The Terrible Secret Of Space
Dir. Roy Ward Baker
Before there was Dr. Who, the British science fiction icon was Professor Bernard Quatermass. The Pit, adapted from a television series and the first of the Quatermass movies to be filmed in color is an absolutely standout, landmark horror movie from the British studio that knew how to do it. Hammer, of course best known for Peter Cushing and Christopher Lee Dracula flicks, produced The Pit, based in the fictional Hobb’s End subway station where a excavation team uncovers what they first think to be an unexploded German bomb buried in the earth. However, it displays unusual properties and it’s not long before the military and Professor Quatermass are called in to investigate. The bomb is, in fact, an alien craft that contains the bodies of three beings that, even in death, emit an influence that causes the people nearby to act out violently. The truth about these creatures is pretty awesome and in typically British fashion, the end result is all hell breaking loose on the streets of London. Few movies are able to establish the sort of tension that The Pit does, nor can they sustain it for the entire running time but this horror from the stars plot maintains it with an unbelievably tight script and an excellent cast. It comes off like an episode of Dr. Who scripted by H.P. Lovecraft.
Dir. Tobe Hooper
After Poltergeist, Hooper became a hot item in Hollywood and for reasons beyond my comprehension, he struck a three picture deal with Golan/Globus, aka The Cannon Group. Yes, the same company that produced Death Wish 3 and the Breakin’ movies as well as just about every Chuck Norris flick. Out of the deal Hooper got to make The Texas Chainsaw Massacre 2 and Invaders From Mars, also among them is this adaptation of the novel, The Space Vampires. Hooper runs wild with the source material and to capitalize on all the hype surrounding Halley’s Comet returning to Earth, the script pits a joint NASA/ESA space mission to the comet where it discovers a giant dormant alien craft in the tail of the comet. Inside that are the bodies of three naked humanoids, two men and a woman. Once on board the space shuttle, their evil influences causes the crew to turn on each other and only one survivor, an American astronaut played by Steve Railsback, jettisons the escape pod and comes back to earth thinking that he destroyed the bodies of the vampires, but a rescue mission winds up bringing them back where they infect London’s population, stealing their “lifeforce” and turning them into raving zombies.
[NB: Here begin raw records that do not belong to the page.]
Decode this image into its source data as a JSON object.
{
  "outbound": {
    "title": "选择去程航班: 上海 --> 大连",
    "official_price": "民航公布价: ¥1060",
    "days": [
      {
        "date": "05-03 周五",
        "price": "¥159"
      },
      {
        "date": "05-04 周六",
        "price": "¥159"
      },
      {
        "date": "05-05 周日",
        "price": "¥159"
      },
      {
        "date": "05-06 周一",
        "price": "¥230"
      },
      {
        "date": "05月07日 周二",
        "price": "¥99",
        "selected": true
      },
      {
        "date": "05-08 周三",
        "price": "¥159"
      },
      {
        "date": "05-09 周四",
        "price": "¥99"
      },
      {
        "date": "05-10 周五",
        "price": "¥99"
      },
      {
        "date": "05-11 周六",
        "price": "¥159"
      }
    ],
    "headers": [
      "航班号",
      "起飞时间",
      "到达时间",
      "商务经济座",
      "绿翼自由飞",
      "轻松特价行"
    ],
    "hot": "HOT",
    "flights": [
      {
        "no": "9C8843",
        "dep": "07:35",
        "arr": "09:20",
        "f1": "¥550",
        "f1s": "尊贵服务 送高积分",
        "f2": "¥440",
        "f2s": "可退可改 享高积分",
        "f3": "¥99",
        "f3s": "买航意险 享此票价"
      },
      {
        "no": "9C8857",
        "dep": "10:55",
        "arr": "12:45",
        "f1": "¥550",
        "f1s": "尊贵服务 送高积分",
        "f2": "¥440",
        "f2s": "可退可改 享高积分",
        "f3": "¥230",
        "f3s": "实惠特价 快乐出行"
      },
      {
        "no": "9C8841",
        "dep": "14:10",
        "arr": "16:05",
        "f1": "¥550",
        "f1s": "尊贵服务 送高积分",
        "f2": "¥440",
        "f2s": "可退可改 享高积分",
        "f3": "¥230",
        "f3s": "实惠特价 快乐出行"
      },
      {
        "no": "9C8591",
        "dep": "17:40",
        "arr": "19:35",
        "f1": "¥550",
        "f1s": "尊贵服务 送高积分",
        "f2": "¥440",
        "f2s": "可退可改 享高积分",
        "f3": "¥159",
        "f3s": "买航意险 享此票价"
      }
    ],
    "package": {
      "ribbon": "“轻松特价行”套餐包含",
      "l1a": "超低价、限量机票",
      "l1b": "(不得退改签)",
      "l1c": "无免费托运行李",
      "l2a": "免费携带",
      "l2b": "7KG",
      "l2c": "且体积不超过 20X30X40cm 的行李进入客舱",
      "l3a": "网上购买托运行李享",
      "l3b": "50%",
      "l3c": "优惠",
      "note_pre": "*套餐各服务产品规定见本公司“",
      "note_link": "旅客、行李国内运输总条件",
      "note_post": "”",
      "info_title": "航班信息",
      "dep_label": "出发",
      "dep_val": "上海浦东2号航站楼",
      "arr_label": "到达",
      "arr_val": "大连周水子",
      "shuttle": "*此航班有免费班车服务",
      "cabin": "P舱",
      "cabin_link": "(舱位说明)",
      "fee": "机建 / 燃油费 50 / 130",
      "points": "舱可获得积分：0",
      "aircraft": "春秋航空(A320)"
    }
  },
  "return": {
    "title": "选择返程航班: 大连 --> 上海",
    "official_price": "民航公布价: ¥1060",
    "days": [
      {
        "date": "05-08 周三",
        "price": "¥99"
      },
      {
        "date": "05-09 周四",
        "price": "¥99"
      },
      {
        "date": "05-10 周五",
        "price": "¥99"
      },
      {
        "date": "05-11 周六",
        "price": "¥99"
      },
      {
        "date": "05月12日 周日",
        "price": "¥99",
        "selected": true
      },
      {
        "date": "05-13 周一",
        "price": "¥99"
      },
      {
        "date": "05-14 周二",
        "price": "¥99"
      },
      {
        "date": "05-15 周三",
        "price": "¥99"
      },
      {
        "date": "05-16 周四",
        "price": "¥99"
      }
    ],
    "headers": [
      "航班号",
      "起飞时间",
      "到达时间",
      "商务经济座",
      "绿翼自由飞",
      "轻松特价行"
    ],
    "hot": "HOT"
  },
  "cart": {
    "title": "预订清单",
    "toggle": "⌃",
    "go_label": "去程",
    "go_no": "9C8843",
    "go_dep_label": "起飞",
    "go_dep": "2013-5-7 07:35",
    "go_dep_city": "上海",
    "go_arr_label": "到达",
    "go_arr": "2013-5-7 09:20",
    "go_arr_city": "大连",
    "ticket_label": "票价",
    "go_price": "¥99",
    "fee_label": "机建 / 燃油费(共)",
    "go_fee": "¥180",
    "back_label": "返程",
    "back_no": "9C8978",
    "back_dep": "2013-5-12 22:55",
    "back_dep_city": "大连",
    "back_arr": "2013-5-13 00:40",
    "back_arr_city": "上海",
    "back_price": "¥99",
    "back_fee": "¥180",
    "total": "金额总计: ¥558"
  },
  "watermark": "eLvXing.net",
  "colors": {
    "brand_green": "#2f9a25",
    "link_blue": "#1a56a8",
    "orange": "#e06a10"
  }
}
Railsback, aided by an SAS agent, hit the streets looking for the female vampire, a beautiful and perpetually nude Mathilda May. Lifeforce is a lot of fun and features Steve Railsback making out with Patrick Stewart but it winds up feeling like a series of vignettes as our heroes run from scene to with panic stricken faces and a thin sheen of sweat. The ending, an absolutely ruined London, is incredibly cool and the whole movie rides like a tribute to the aforementioned Quatermass but it suffers from a savage chop job in the editorial department. Every scene seems loosely fitted to the last and next with little context. There are some great special effects and over the top performances but the real draw to this movie, if you ask anyone who has seen it, is the sustained nudity.
Dir. Curtis Harrington
In the mid-60’s, Roger Corman bought the rights to a bunch of sci-fi flicks produced in communist bloc, Europe. The original productions were remarkably robust and ambitious examples of socialist evangelism but in Corman’s hands, they were reduced to stock footage and cheap sources of special effects. Corman scripted several different movies and mined these movies for footage. He would then hire a cast and shoot a couple of different movies here. In this case, Corman produced this movie and then shot Voyage To The Prehistoric Planet, both featuring the legendary Basil Rathbone. Corman did this a couple of times, notably with Boris Karloff in his productions of The Raven and The Terror, both shot back to back using the same casts, costumes and sets. How’s that for efficiency? In Queen of Blood, an alien race on a dying planet contacts Earth and sends an emmisary out to meet us but her craft crash lands on Mars. An Earth vessel heads out to save her but en route back to Earth, it turns out that she is, in fact, a vampire and exsanguinates most of the cast, which includes Dennis Hopper and John Saxon. The cast also includes the late, great Forrest Ackerman who mined this premise to create the iconic comic book femme fatale, Vampirella. Don’t be fooled by it’s inclusion on this list as though it’s some kind of hidden gem. It’s quite the piece of crap, actually. A fun piece of crap full of cheesy sets and dialog but it’s lots of fun and loaded with wild overacting and an alluring villain.